== PROBLEM STATEMENT ==
Copy out each line of the data that holds the word "icon".

╭─ INFORMATION

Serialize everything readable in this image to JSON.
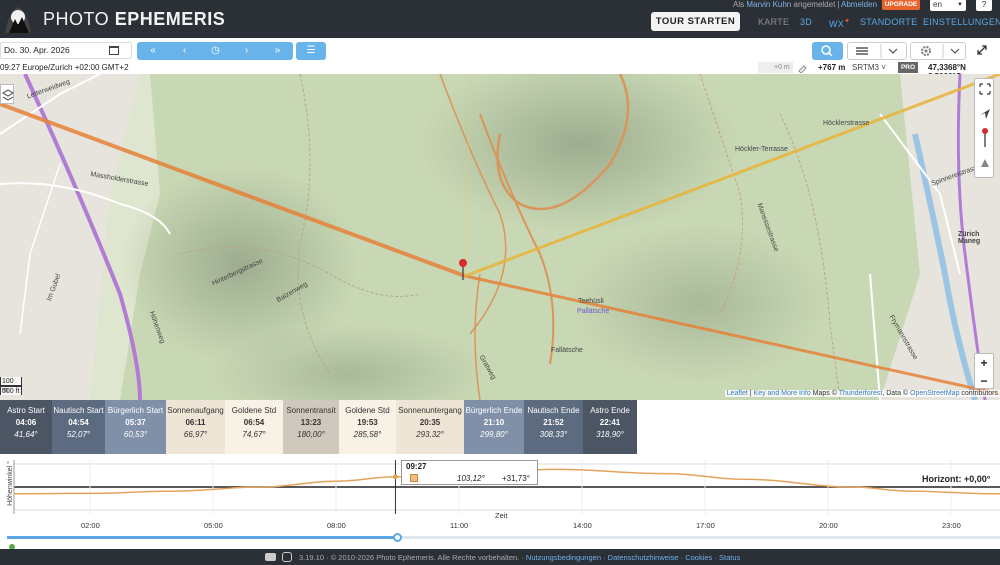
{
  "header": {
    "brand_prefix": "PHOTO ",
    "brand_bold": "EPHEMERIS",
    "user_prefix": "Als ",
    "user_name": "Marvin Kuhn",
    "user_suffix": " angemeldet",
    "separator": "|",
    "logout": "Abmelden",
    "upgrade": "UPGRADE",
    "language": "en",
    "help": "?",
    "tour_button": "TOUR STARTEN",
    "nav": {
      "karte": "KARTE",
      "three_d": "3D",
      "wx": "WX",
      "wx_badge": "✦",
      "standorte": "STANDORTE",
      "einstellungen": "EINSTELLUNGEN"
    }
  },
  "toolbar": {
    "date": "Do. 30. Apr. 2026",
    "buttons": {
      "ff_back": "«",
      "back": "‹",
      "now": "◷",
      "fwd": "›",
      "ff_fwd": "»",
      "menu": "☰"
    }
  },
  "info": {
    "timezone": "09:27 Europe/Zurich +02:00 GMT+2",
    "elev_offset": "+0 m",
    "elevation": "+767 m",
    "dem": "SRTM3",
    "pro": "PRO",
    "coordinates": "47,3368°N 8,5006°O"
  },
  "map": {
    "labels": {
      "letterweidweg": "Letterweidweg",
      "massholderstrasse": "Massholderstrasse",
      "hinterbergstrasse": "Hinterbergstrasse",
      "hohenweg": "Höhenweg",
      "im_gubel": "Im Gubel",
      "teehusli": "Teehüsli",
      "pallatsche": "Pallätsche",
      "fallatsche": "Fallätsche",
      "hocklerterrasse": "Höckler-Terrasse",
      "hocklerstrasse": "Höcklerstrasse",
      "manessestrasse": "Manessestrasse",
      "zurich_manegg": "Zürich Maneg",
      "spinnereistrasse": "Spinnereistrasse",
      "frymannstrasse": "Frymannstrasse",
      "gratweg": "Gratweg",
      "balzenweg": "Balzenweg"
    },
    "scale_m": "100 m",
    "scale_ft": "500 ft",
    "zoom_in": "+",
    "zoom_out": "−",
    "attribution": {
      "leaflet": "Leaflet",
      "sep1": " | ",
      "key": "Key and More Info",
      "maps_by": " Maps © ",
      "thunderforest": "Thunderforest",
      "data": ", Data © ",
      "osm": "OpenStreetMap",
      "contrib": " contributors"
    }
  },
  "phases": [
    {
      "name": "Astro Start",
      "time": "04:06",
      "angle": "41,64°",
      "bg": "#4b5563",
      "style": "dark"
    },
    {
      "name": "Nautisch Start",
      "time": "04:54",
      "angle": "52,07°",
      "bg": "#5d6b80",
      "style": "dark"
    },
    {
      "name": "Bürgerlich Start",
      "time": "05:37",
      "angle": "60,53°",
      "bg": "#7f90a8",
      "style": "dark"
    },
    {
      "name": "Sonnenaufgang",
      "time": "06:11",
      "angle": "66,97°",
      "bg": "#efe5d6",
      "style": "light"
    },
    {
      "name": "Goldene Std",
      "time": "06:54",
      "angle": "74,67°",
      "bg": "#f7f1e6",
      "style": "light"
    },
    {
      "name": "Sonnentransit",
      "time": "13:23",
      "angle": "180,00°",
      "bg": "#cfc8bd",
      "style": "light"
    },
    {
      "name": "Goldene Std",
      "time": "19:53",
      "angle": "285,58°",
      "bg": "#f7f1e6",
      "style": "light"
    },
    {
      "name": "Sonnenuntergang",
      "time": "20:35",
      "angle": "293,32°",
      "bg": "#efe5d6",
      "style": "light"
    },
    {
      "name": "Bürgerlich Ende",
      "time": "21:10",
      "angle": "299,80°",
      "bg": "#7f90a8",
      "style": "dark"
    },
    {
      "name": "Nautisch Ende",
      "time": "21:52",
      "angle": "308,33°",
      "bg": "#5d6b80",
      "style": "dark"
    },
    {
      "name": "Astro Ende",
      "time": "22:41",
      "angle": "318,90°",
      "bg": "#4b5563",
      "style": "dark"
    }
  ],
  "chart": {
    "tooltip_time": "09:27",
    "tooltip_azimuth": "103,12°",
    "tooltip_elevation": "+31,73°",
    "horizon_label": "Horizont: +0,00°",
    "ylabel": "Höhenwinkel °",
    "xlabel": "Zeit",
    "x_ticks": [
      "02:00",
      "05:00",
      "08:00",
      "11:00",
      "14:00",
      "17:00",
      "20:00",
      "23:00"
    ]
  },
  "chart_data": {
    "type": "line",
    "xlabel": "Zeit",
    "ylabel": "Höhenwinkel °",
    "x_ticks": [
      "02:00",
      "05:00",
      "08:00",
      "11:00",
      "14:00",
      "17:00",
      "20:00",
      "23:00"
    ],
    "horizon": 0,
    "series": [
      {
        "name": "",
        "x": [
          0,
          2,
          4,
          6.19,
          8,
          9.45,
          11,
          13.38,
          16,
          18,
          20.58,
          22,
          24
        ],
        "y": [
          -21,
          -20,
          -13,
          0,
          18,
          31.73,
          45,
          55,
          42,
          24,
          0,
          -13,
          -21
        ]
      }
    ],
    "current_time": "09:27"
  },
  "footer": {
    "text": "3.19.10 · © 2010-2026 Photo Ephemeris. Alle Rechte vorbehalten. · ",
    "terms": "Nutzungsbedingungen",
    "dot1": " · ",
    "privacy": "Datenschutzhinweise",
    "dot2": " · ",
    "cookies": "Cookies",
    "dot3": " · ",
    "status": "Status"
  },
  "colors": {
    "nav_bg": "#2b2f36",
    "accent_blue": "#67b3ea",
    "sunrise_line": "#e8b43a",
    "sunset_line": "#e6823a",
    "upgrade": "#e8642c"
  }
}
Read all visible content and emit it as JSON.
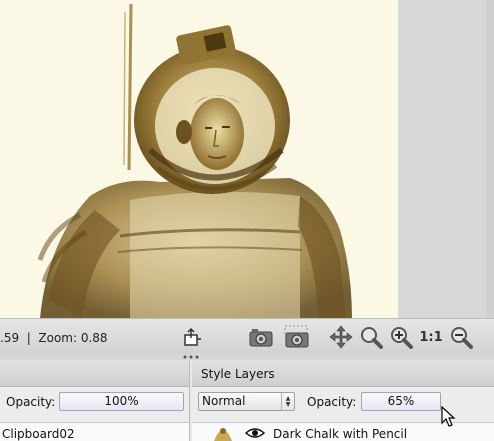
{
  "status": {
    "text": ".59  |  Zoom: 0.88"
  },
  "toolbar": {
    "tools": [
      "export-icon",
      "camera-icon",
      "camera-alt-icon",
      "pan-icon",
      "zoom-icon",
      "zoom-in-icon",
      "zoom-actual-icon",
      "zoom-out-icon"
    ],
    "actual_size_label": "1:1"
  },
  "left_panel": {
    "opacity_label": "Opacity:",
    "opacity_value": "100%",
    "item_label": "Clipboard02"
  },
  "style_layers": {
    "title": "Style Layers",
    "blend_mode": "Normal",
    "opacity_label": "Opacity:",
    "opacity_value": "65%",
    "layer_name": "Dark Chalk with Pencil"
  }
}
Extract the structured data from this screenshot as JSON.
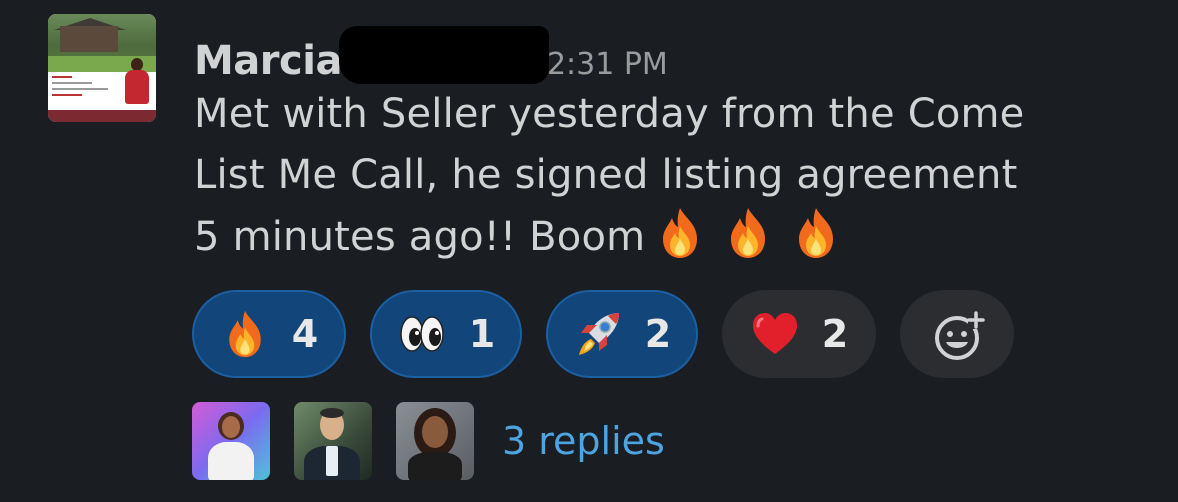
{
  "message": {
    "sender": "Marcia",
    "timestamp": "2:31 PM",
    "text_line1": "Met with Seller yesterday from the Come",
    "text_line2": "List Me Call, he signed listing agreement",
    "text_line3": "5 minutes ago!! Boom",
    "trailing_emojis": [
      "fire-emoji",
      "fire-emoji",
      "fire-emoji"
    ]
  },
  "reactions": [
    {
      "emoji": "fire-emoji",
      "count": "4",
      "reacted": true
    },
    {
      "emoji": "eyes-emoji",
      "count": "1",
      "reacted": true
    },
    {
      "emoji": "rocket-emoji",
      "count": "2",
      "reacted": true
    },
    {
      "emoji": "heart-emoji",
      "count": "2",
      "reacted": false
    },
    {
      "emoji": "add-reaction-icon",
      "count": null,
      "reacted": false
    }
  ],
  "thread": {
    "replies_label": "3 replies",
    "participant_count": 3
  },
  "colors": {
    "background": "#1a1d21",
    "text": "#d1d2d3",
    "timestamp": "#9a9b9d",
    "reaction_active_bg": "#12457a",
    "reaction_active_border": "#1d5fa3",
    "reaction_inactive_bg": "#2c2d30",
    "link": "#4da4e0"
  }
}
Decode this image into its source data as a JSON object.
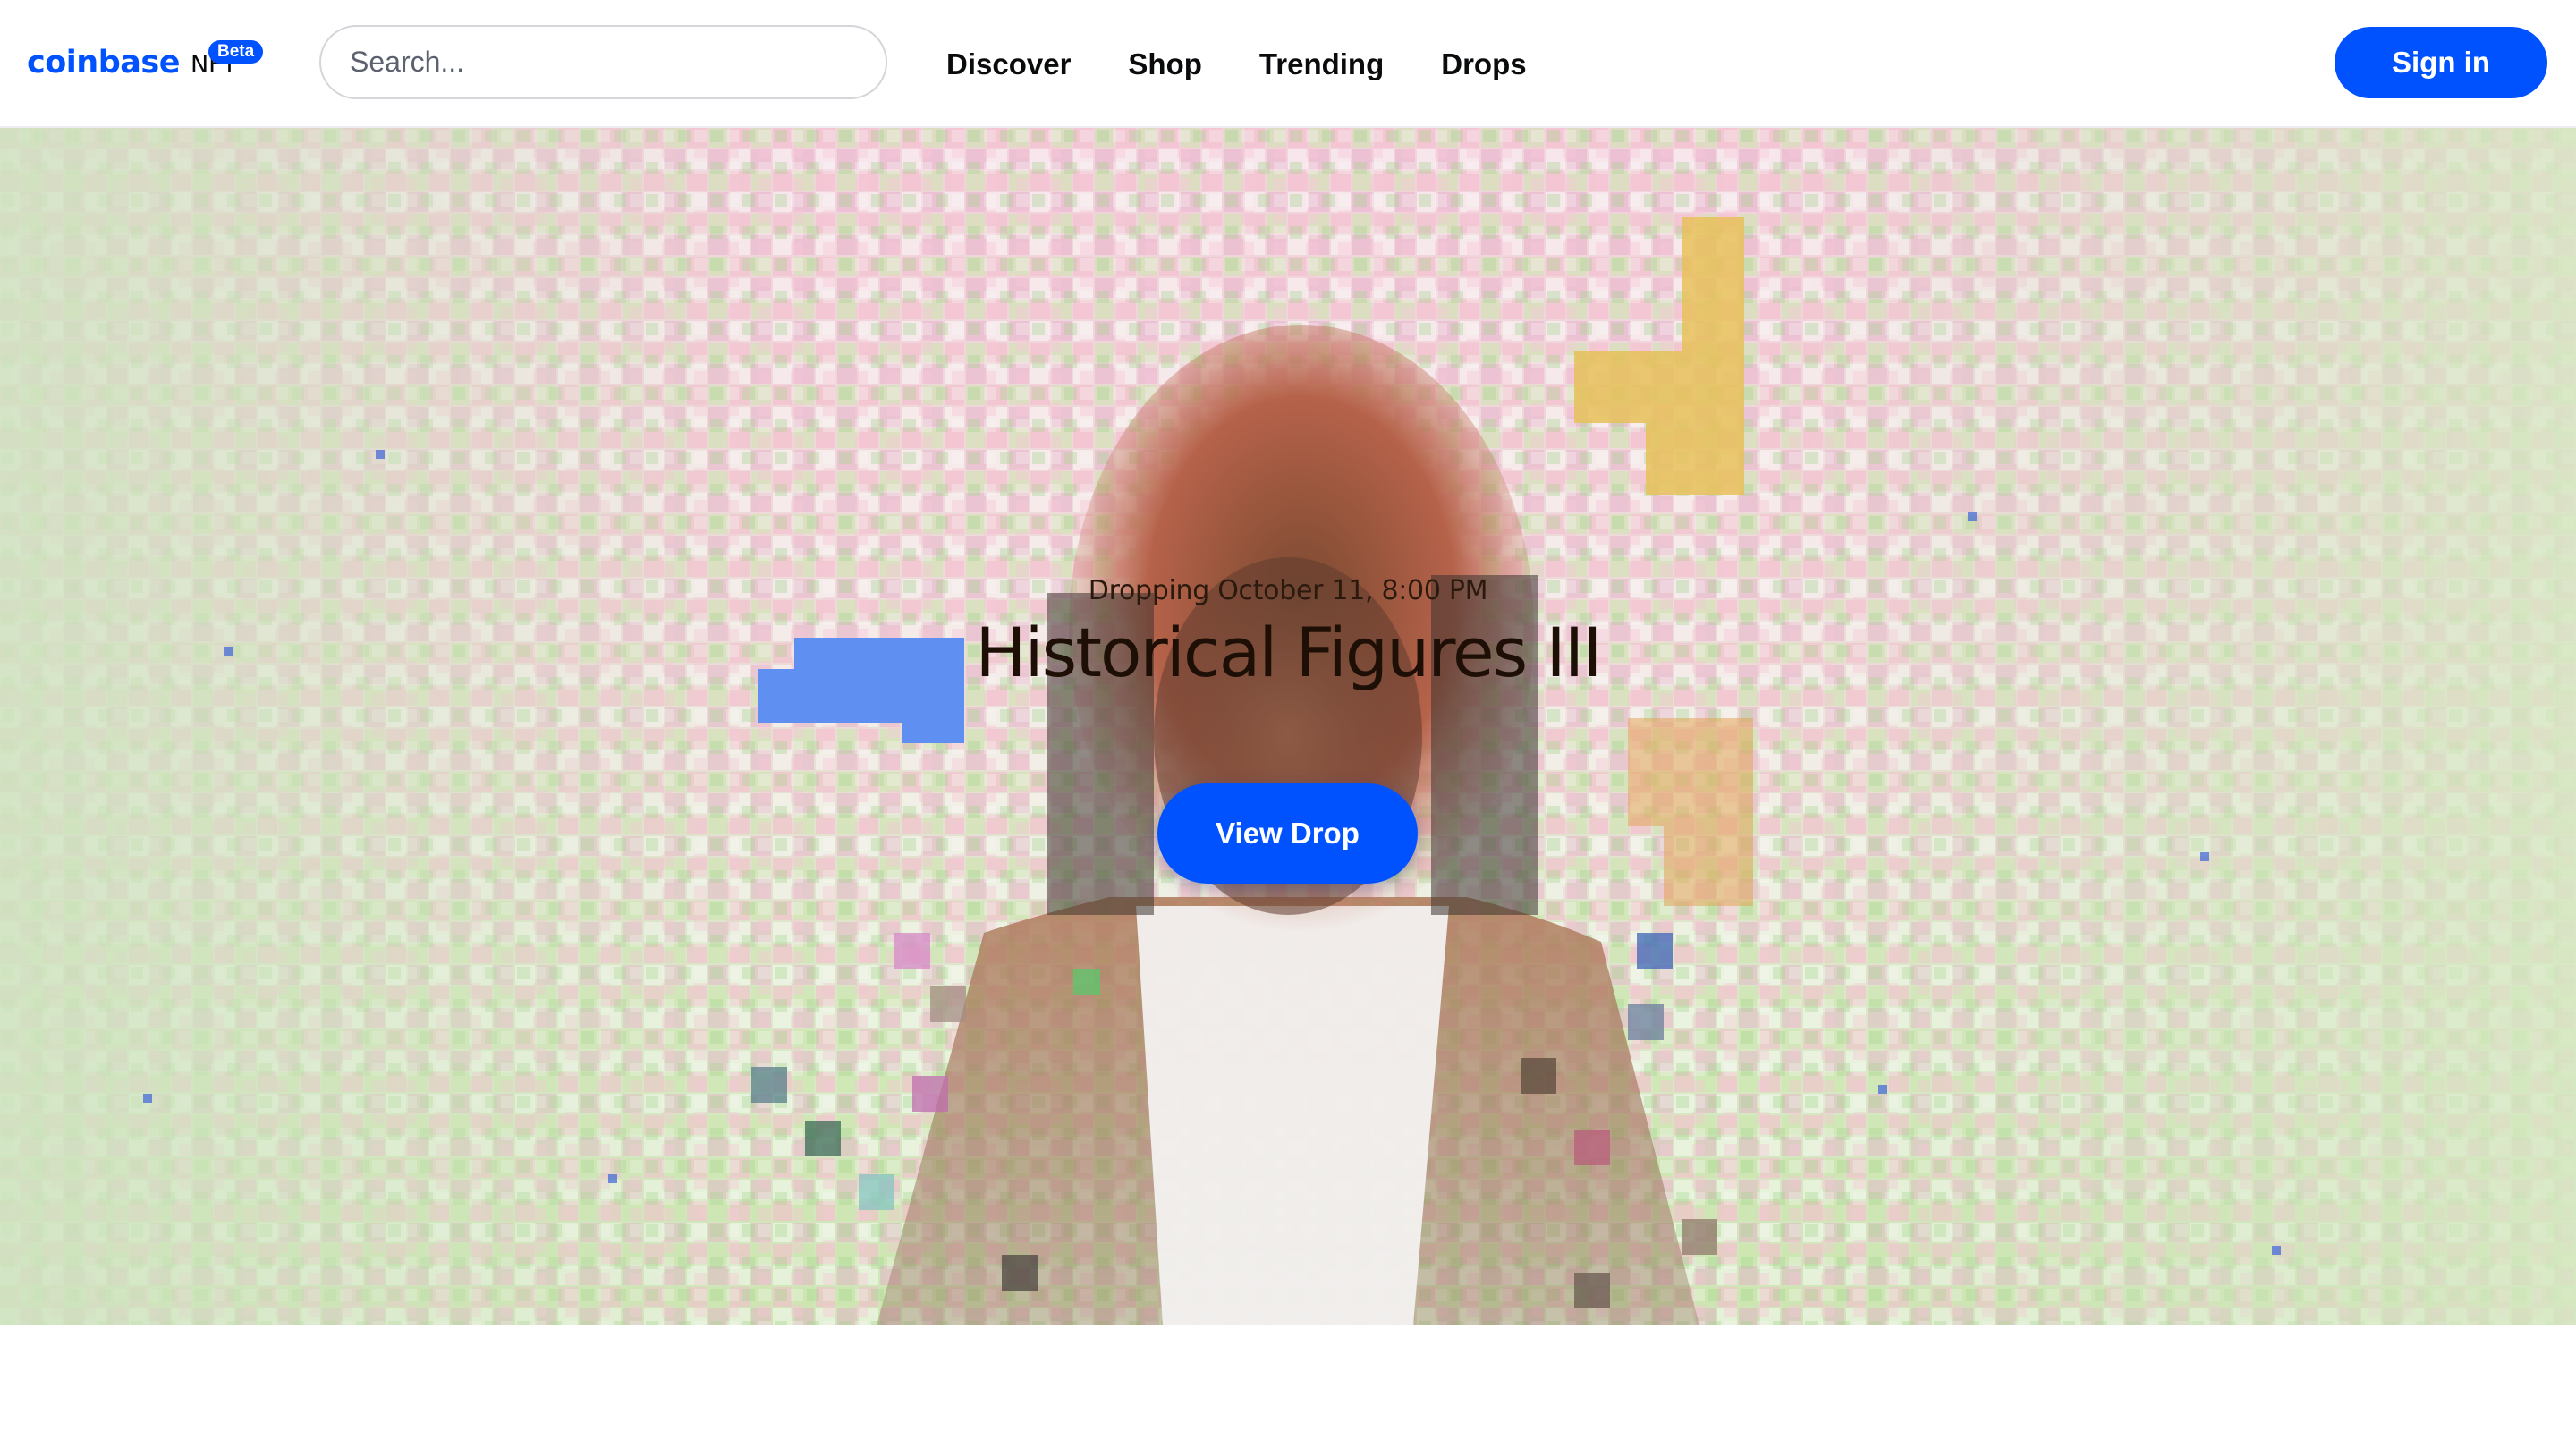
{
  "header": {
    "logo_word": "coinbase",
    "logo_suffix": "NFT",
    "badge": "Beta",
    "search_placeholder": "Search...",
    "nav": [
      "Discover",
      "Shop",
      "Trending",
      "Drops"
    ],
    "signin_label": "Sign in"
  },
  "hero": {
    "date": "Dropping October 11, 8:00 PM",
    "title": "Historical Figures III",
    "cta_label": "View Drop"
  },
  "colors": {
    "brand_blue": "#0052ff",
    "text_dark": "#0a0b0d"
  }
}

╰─

== TASK ANSWER ==
      "export-icon",
      "camera-icon",
      "camera-alt-icon",
      "pan-icon",
      "zoom-icon",
      "zoom-in-icon",
      "zoom-actual-icon",
      "zoom-out-icon"
      "emoji": "add-reaction-icon",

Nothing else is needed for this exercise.